Records from a data source
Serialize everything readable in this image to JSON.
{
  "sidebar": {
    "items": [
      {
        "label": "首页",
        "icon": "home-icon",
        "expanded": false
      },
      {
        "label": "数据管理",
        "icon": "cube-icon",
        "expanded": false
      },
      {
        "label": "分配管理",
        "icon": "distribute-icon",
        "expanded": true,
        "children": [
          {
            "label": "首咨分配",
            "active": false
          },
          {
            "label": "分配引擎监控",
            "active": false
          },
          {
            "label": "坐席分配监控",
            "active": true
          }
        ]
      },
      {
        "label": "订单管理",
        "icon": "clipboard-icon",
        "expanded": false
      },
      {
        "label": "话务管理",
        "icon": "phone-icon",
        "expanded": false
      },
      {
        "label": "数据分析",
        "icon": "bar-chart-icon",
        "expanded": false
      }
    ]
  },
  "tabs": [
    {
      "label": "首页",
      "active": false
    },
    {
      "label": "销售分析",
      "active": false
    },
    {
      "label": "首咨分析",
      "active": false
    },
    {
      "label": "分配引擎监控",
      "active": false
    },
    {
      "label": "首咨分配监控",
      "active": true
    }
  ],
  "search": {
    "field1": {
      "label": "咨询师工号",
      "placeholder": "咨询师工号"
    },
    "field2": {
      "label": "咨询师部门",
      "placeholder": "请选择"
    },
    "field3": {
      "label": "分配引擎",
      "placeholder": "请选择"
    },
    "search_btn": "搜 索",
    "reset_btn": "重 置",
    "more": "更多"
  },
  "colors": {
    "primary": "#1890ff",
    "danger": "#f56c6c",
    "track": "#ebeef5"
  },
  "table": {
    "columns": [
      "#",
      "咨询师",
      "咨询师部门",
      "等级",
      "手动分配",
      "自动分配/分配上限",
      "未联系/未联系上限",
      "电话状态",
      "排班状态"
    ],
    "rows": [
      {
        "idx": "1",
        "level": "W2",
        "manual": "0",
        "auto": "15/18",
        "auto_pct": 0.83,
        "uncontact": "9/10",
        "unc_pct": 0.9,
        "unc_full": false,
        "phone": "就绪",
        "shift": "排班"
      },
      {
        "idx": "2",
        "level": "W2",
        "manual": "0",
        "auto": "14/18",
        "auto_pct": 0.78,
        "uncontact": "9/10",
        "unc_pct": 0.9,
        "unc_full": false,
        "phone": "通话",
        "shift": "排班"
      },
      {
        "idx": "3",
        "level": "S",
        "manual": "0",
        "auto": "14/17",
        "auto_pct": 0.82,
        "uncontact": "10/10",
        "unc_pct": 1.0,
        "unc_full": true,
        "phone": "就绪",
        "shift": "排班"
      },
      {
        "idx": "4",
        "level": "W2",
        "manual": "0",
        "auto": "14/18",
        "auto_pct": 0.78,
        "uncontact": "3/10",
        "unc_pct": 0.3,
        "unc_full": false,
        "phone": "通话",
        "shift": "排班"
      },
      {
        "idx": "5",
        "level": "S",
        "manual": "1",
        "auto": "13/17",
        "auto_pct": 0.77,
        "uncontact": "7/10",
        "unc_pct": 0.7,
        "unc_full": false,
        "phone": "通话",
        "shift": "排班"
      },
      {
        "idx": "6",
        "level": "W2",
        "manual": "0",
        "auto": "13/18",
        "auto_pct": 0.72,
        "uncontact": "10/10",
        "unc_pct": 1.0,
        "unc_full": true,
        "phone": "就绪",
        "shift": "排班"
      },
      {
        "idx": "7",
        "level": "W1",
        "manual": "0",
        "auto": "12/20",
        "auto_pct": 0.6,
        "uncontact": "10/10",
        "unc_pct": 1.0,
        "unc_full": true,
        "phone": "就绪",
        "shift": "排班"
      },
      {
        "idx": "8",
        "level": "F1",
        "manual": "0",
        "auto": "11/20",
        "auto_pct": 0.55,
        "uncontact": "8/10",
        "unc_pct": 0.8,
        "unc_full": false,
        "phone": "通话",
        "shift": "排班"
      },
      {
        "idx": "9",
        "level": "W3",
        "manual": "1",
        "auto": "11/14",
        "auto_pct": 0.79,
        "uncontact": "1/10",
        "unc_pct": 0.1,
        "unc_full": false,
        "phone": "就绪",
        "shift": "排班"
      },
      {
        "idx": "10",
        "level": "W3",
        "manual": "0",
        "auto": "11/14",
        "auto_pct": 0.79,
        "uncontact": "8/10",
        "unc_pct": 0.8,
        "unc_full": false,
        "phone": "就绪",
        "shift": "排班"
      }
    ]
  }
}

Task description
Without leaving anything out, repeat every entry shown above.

Output of the task
Serialize everything readable in this image to JSON.
{
  "sidebar": {
    "items": [
      {
        "label": "首页",
        "icon": "home-icon",
        "expanded": false
      },
      {
        "label": "数据管理",
        "icon": "cube-icon",
        "expanded": false
      },
      {
        "label": "分配管理",
        "icon": "distribute-icon",
        "expanded": true,
        "children": [
          {
            "label": "首咨分配",
            "active": false
          },
          {
            "label": "分配引擎监控",
            "active": false
          },
          {
            "label": "坐席分配监控",
            "active": true
          }
        ]
      },
      {
        "label": "订单管理",
        "icon": "clipboard-icon",
        "expanded": false
      },
      {
        "label": "话务管理",
        "icon": "phone-icon",
        "expanded": false
      },
      {
        "label": "数据分析",
        "icon": "bar-chart-icon",
        "expanded": false
      }
    ]
  },
  "tabs": [
    {
      "label": "首页",
      "active": false
    },
    {
      "label": "销售分析",
      "active": false
    },
    {
      "label": "首咨分析",
      "active": false
    },
    {
      "label": "分配引擎监控",
      "active": false
    },
    {
      "label": "首咨分配监控",
      "active": true
    }
  ],
  "search": {
    "field1": {
      "label": "咨询师工号",
      "placeholder": "咨询师工号"
    },
    "field2": {
      "label": "咨询师部门",
      "placeholder": "请选择"
    },
    "field3": {
      "label": "分配引擎",
      "placeholder": "请选择"
    },
    "search_btn": "搜 索",
    "reset_btn": "重 置",
    "more": "更多"
  },
  "colors": {
    "primary": "#1890ff",
    "danger": "#f56c6c",
    "track": "#ebeef5"
  },
  "table": {
    "columns": [
      "#",
      "咨询师",
      "咨询师部门",
      "等级",
      "手动分配",
      "自动分配/分配上限",
      "未联系/未联系上限",
      "电话状态",
      "排班状态"
    ],
    "rows": [
      {
        "idx": "1",
        "level": "W2",
        "manual": "0",
        "auto": "15/18",
        "auto_pct": 0.83,
        "uncontact": "9/10",
        "unc_pct": 0.9,
        "unc_full": false,
        "phone": "就绪",
        "shift": "排班"
      },
      {
        "idx": "2",
        "level": "W2",
        "manual": "0",
        "auto": "14/18",
        "auto_pct": 0.78,
        "uncontact": "9/10",
        "unc_pct": 0.9,
        "unc_full": false,
        "phone": "通话",
        "shift": "排班"
      },
      {
        "idx": "3",
        "level": "S",
        "manual": "0",
        "auto": "14/17",
        "auto_pct": 0.82,
        "uncontact": "10/10",
        "unc_pct": 1.0,
        "unc_full": true,
        "phone": "就绪",
        "shift": "排班"
      },
      {
        "idx": "4",
        "level": "W2",
        "manual": "0",
        "auto": "14/18",
        "auto_pct": 0.78,
        "uncontact": "3/10",
        "unc_pct": 0.3,
        "unc_full": false,
        "phone": "通话",
        "shift": "排班"
      },
      {
        "idx": "5",
        "level": "S",
        "manual": "1",
        "auto": "13/17",
        "auto_pct": 0.77,
        "uncontact": "7/10",
        "unc_pct": 0.7,
        "unc_full": false,
        "phone": "通话",
        "shift": "排班"
      },
      {
        "idx": "6",
        "level": "W2",
        "manual": "0",
        "auto": "13/18",
        "auto_pct": 0.72,
        "uncontact": "10/10",
        "unc_pct": 1.0,
        "unc_full": true,
        "phone": "就绪",
        "shift": "排班"
      },
      {
        "idx": "7",
        "level": "W1",
        "manual": "0",
        "auto": "12/20",
        "auto_pct": 0.6,
        "uncontact": "10/10",
        "unc_pct": 1.0,
        "unc_full": true,
        "phone": "就绪",
        "shift": "排班"
      },
      {
        "idx": "8",
        "level": "F1",
        "manual": "0",
        "auto": "11/20",
        "auto_pct": 0.55,
        "uncontact": "8/10",
        "unc_pct": 0.8,
        "unc_full": false,
        "phone": "通话",
        "shift": "排班"
      },
      {
        "idx": "9",
        "level": "W3",
        "manual": "1",
        "auto": "11/14",
        "auto_pct": 0.79,
        "uncontact": "1/10",
        "unc_pct": 0.1,
        "unc_full": false,
        "phone": "就绪",
        "shift": "排班"
      },
      {
        "idx": "10",
        "level": "W3",
        "manual": "0",
        "auto": "11/14",
        "auto_pct": 0.79,
        "uncontact": "8/10",
        "unc_pct": 0.8,
        "unc_full": false,
        "phone": "就绪",
        "shift": "排班"
      }
    ]
  }
}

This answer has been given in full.